Output the number of lines in the entries below with the string "Alla" in them, and nothing further.

---------- RECORDED DATA

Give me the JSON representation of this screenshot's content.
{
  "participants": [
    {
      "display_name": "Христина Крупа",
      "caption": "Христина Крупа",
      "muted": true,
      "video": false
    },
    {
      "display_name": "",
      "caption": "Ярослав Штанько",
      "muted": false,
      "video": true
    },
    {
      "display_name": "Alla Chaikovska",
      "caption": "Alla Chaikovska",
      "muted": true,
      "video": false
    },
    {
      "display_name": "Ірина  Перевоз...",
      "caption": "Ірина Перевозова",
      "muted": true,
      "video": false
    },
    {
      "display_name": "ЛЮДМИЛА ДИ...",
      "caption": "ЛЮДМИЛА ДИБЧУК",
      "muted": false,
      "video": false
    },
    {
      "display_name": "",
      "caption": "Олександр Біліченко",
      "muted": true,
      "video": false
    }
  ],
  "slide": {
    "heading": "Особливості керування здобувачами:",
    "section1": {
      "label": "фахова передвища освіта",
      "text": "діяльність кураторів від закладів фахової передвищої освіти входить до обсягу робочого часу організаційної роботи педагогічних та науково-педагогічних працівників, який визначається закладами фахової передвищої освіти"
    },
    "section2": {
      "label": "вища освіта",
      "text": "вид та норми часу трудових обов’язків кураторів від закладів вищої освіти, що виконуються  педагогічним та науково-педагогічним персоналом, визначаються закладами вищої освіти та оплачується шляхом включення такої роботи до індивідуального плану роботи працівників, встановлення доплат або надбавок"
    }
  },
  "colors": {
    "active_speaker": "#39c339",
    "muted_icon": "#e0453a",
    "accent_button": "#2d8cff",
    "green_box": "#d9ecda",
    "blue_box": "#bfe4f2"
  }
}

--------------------

ANSWER BELOW :: 2